Mary's new boyfriend, who we called Jimmy the Greek, would come down the street to pick her up in his long white Lincoln Continental. We'd all stop what we were doing when we heard his horn blast a trumpet charge to announce his arrival. The teenagers all admired his “pimpin' wheels.” “What in the hell kind of a horn is that?” Ma would say. Mary said it was a Greek horn. Ma didn't like Jimmy and she just called him “the Greek.” She thought he was too old for Mary, since she was sixteen and he was twenty-three. But Mary'd rather date an outsider than the limited pool of project guys who were usually at the center of girl fights.
I noticed that even our new dog, Sarge, having faced his own initiations, now roamed Old Colony forming his own alliances with certain packs of dogs.
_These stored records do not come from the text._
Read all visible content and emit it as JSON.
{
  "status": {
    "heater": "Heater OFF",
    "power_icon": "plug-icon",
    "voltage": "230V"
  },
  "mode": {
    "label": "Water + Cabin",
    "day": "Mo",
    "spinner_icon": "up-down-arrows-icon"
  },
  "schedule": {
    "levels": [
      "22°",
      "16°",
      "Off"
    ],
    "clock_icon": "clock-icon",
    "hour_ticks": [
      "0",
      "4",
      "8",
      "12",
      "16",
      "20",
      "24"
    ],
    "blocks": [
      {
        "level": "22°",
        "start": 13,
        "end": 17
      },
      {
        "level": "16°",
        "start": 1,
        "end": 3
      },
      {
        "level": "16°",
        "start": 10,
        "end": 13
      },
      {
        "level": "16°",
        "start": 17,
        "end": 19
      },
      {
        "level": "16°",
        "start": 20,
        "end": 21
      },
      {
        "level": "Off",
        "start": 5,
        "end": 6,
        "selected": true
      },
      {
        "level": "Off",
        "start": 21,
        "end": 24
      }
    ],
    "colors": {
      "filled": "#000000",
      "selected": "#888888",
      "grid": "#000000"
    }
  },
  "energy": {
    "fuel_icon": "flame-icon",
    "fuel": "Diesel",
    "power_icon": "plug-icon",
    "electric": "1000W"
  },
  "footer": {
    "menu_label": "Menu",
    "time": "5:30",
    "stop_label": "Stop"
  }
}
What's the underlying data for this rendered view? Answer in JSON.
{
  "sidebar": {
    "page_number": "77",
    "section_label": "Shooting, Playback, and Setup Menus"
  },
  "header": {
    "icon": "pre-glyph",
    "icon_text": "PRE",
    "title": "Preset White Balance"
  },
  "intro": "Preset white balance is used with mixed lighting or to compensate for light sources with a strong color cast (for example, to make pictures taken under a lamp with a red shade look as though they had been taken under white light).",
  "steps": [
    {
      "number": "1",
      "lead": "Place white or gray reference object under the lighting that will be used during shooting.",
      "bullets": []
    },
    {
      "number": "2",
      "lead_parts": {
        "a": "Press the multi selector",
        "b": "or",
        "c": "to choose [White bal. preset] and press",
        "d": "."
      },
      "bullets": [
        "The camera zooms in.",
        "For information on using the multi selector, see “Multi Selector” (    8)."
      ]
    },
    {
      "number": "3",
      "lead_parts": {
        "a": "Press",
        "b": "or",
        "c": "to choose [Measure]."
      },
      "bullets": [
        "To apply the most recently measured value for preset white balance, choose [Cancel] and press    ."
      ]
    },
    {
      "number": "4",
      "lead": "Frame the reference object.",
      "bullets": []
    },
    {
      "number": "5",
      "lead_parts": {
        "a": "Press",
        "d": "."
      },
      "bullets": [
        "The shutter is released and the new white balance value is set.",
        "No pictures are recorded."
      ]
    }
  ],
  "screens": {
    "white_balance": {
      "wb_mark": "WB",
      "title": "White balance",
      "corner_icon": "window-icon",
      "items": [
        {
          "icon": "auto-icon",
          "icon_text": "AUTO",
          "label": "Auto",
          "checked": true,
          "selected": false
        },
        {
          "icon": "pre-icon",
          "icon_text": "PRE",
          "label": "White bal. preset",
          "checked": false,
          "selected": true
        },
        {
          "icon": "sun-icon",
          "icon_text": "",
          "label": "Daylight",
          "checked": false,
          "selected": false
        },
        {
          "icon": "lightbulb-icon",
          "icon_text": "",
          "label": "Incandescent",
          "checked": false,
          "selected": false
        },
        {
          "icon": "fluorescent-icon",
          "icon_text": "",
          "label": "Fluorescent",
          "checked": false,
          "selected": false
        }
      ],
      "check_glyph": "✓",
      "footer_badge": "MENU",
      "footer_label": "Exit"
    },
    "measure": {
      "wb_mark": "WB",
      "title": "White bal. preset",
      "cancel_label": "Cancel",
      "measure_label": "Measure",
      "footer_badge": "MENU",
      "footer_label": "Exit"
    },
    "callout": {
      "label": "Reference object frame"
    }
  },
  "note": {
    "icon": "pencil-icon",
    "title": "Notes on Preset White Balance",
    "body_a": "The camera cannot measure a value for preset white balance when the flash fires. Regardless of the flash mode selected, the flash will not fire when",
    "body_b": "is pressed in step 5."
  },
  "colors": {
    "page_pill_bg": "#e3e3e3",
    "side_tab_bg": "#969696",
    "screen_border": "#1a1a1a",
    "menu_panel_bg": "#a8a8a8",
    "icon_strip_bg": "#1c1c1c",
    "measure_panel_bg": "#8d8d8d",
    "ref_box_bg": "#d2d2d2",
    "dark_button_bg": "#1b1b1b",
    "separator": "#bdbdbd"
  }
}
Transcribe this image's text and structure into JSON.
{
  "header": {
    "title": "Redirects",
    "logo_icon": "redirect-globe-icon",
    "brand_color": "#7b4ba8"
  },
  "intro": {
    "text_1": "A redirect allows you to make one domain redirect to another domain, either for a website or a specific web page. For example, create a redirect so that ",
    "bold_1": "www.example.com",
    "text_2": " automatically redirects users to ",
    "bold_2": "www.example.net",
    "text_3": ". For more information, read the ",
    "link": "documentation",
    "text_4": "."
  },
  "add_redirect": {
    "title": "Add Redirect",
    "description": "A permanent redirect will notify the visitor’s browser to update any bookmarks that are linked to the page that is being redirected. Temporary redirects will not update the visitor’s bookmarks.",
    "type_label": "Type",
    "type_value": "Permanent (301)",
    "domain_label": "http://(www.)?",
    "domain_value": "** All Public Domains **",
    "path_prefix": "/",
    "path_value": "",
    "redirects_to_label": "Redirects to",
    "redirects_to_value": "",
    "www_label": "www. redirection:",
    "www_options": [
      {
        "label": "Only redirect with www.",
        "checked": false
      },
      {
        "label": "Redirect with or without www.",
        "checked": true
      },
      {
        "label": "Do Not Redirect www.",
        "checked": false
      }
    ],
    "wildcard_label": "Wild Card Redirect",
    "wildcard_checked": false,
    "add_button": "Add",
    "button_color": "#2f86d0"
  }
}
He'd go to the door to be let out for the day, and in the streets he'd only acknowledge you briefly, as if appearing too attached to us, his family, might make him less of a dog's dog.
Ma was part of the picture outside too, but only momentarily, clacking by in her spike heels and talking to everyone in their windows on her way up to Broadway for a day of grocery shopping and telling stories in the coffee shops. Ma never sat on the stoops, though; she was too worried about her figure. She couldn't get over the amount of sitting the mothers did. “And they're still in their nightgowns no less,” she said. “By Christ, that's how they get the wide and flat-as-a-pancake asses.” Ma didn't want one of them.
I was in the second grade at the John Boyle O'Reilly public school. When I came home from school every day, there was Coley sitting on the floor watching cartoons. I'd join him. You couldn't distract him when he was watching cartoons. He wouldn't hear a word you said. He'd just laugh away, and wait with anticipation for Bugs Bunny's next move. Sometimes he'd duck his head, or throw a punch at the air, according to whatever was going on in the story. We all liked Coley. He was Ma's best boyfriend. He'd gone sober in those days, and he was always keeping us laughing. Being from Connemara in Ireland, his first language was Gaelic. And he sat there chewing on seaweed while he watched TV. He said they all ate it where he came from. He fixed the house up, building new cabinets, shelves, and even a wooden-box couch that I thought looked like a coffin. He cooked dinner every night for us, before watching his other favorite program, boxing. He was a boxer himself, and he'd throw blocks and punches while he watched the matches too. He actually thought he was in the ring, and you couldn't break his concentration. He never tried to act like he was our father, and he never told us what to do. He was like one of the kids, and I think he knew Ma was the boss.
The second grade was when I started to lie about where I lived. The kids at the O'Reilly were mostly from the housing projects, but we all said we lived in a house. The funny thing was that we all knew who was lying. Sometimes we'd accuse each other of being on welfare and eating “wellie cheese.” And we'd tell jokes about each other, about what someone couldn't afford, the “You're so poor” jokes. “You're so poor you can't afford to wipe your ass!” Whatever that meant. Then there were the “Your mother's so poor” jokes, which were always enough to start a brawl.